───── Data
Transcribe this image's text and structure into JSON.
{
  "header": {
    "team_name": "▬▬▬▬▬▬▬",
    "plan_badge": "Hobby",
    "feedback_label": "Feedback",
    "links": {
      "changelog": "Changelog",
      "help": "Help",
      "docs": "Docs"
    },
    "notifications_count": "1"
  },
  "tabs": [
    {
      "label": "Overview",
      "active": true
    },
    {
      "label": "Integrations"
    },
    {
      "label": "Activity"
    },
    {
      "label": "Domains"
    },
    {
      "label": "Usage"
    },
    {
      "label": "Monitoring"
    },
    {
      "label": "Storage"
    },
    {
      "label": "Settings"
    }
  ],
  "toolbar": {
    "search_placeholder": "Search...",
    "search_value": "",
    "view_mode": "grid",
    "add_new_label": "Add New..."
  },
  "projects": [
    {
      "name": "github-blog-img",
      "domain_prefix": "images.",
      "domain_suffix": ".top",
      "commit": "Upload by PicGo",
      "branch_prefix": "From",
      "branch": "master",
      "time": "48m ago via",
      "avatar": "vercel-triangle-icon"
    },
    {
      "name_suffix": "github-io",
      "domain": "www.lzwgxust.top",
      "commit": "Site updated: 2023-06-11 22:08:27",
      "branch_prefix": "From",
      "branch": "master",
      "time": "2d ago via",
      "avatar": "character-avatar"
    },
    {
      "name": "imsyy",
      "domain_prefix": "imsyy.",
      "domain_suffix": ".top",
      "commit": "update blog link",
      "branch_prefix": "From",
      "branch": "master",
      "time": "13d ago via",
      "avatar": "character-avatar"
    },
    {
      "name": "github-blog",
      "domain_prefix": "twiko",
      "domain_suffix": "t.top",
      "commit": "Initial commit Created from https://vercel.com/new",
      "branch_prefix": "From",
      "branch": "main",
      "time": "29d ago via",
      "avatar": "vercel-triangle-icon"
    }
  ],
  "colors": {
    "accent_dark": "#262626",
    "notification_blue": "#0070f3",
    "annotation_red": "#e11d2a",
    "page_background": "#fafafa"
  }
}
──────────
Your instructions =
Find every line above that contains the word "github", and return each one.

Result for this task =
      "name": "github-blog-img",
      "name_suffix": "github-io",
      "name": "github-blog",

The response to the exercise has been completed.